SUITS ME: THE DOUBLE LIFE OF BILLY TIPTON
Suits Me: The Double Life of Billy Tipton
The music business has permitted the free exchange of gender currency since classical musicians were first called “longhairs.” Indeed, in an age of necklace-bedecked rappers and poodle-tressed metal bands, the strangest part of the Billy Tipton story is its corny provincialism.
A small-time lounge entertainer who settled in Spokane, Wash., Tipton made headlines in 1989 when, in dying, the saxophonist- pianist was found to be a woman who had posed as a man for five decades. But Tipton was no drag act: Born Dorothy Tipton in 1914, she took on a male identity in adulthood and carried it out full-time with nearly flawless credibility—performing in male-dominated showbiz circles, marrying at least five women (including a few who said they never knew Tipton was a woman), eventually settling into a model suburban life of barbecues, PTA meetings, and Boy Scout outings with three adopted sons who, upon learning the truth about Tipton, said they’d always think of him as Dad.
Why would Billy Tipton attempt such an incredible ruse?

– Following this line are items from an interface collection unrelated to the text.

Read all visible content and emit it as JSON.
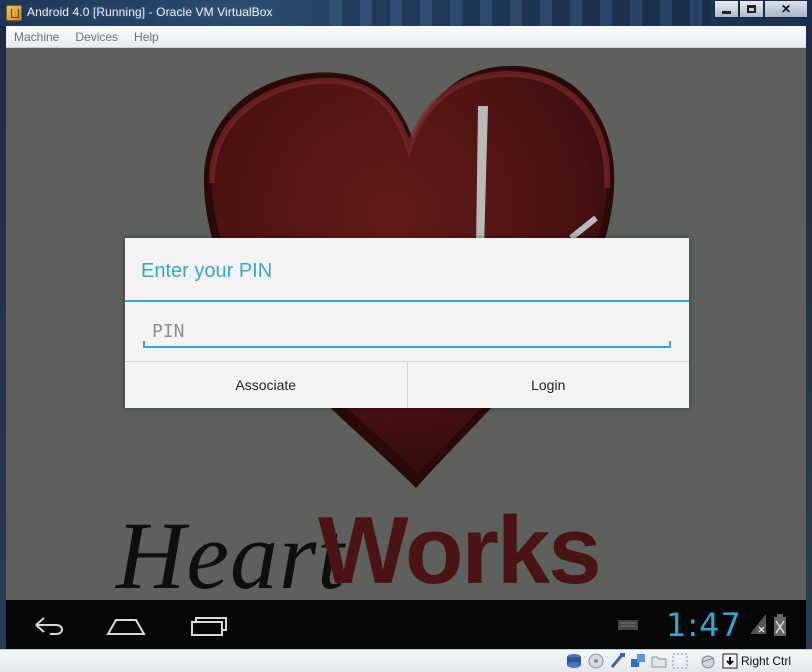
{
  "window": {
    "title": "Android 4.0 [Running] - Oracle VM VirtualBox"
  },
  "menubar": {
    "items": [
      "Machine",
      "Devices",
      "Help"
    ]
  },
  "background": {
    "logo_word_1": "Heart",
    "logo_word_2": "Works",
    "heart_color": "#5a1616",
    "screen_color": "#5d605d"
  },
  "dialog": {
    "title": "Enter your PIN",
    "pin_placeholder": "PIN",
    "pin_value": "",
    "associate_label": "Associate",
    "login_label": "Login",
    "accent_color": "#35a7d4"
  },
  "navbar": {
    "clock": "1:47"
  },
  "statusbar": {
    "host_key_label": "Right Ctrl"
  }
}
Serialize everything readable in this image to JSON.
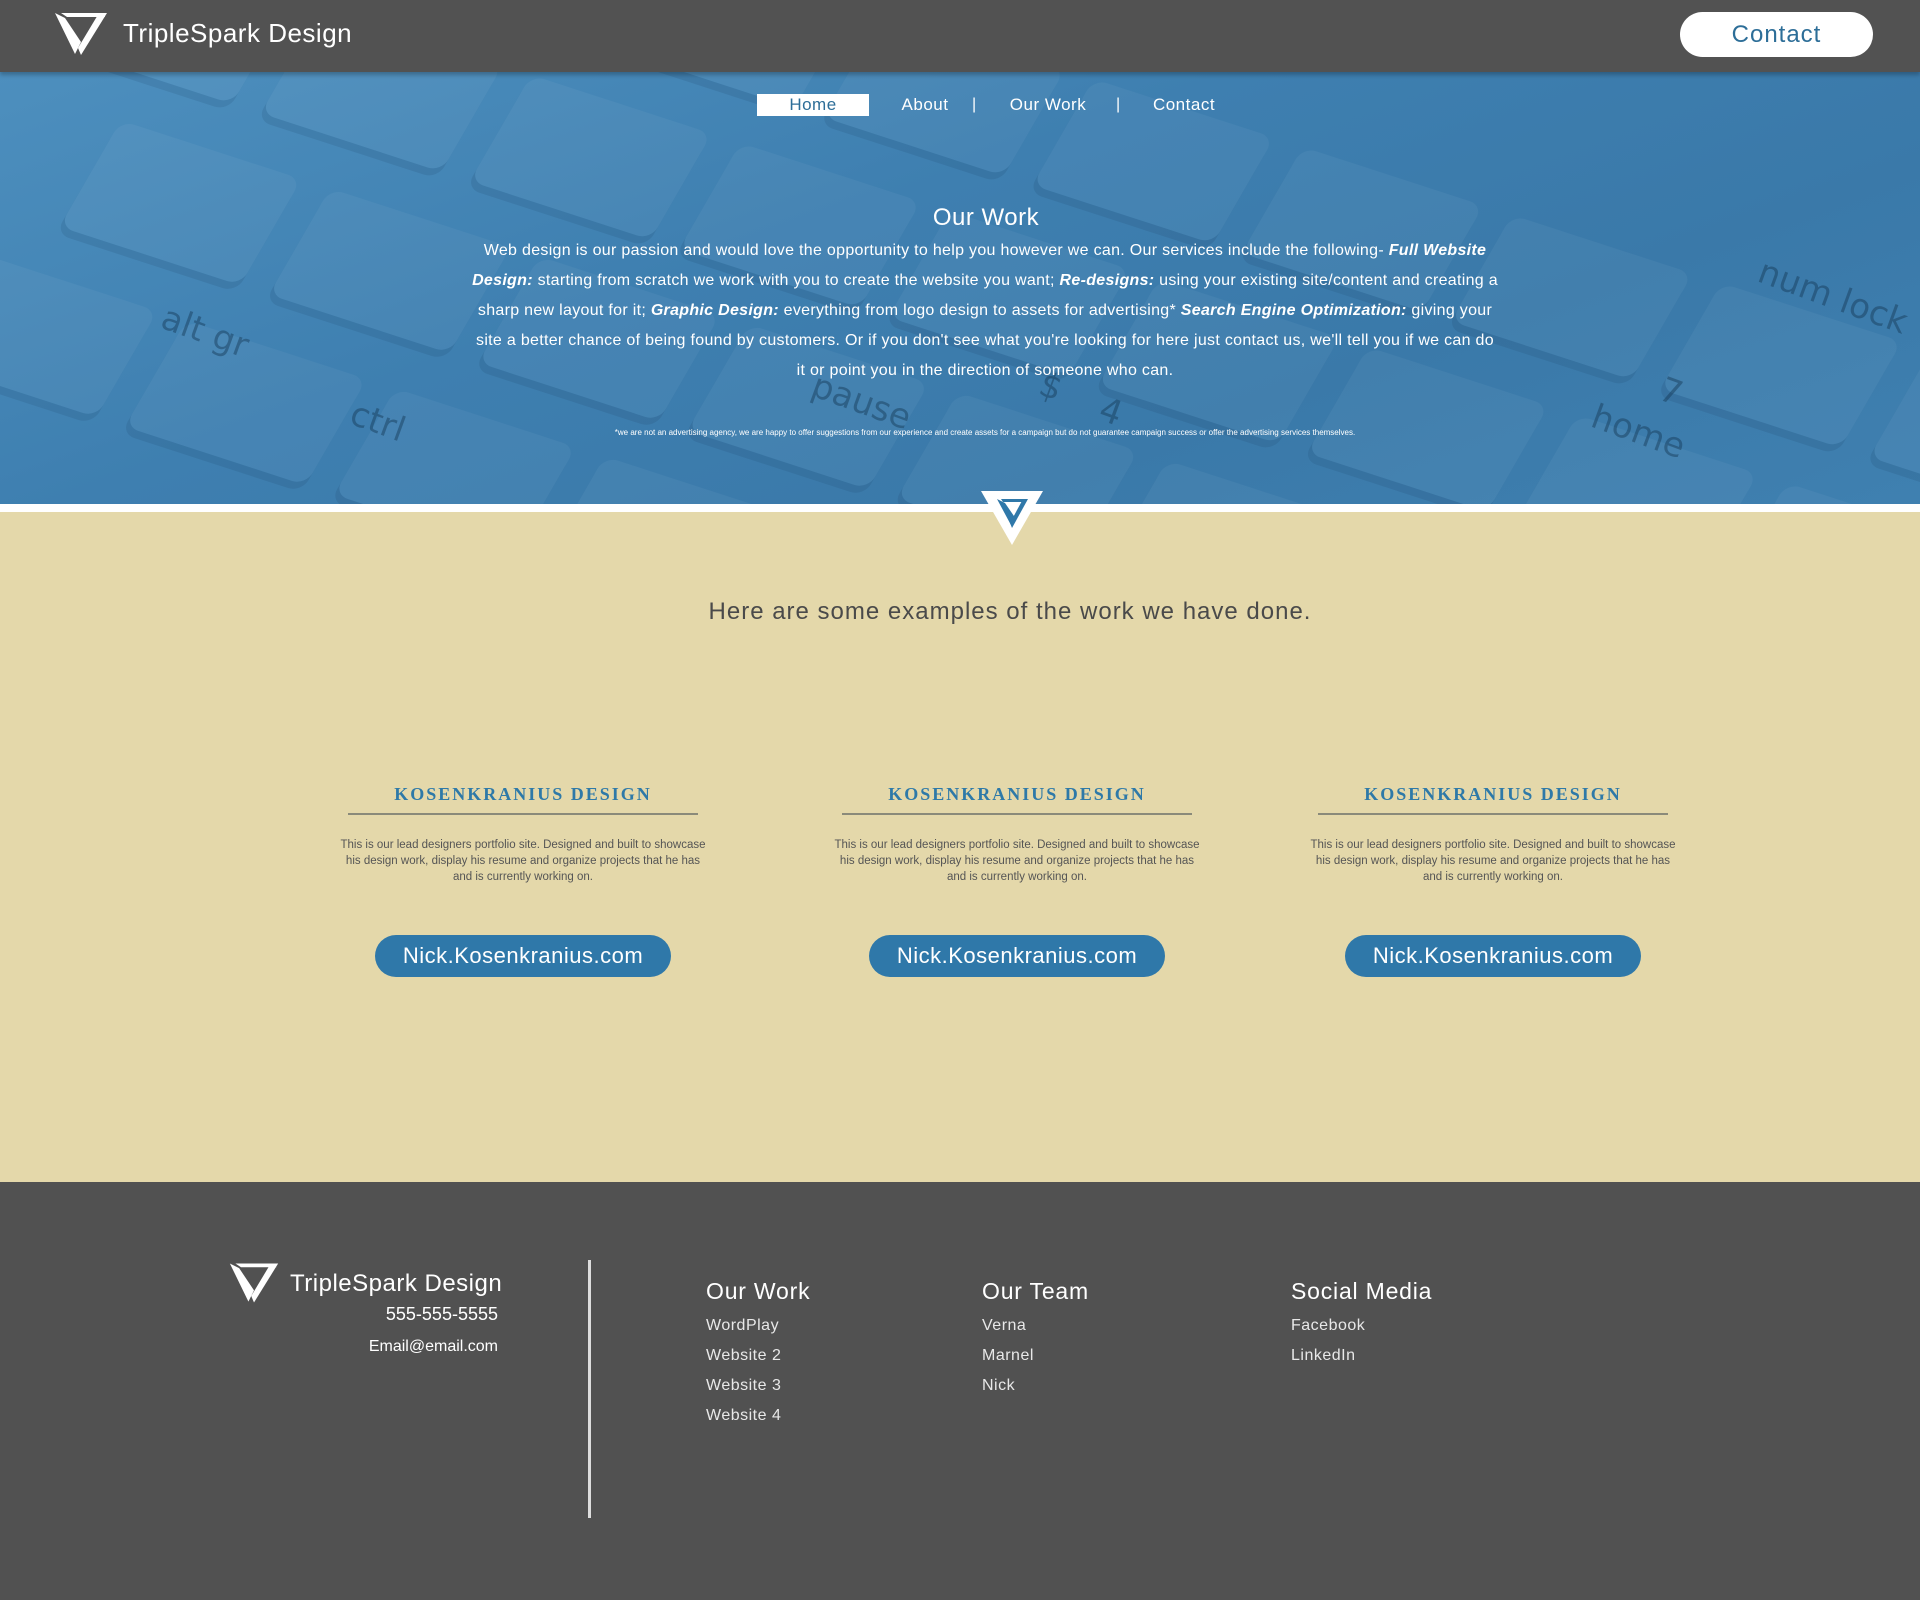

And how did he/she do it (not to mention, how did he/she do it, wink, wink, nudge, nudge)? Diane Wood Middlebrook explores both gender and sex, as well as a range of related mysteries, in Suits Me: The Double Life of Billy Tipton (Houghton Mifflin, $25). It’s a well-researched and exquisitely poised book, admirable for resisting the temptation to reduce Tipton to a trendy gender-crossing heroine—the Mulan of Lounge—or a martyr for her schlocky art (Tipton made career compromises but never gave up her cuff links). If Billy Tipton succeeded at becoming a man, Middlebrook prevails at a literary task as daunting: She makes Tipton a person. A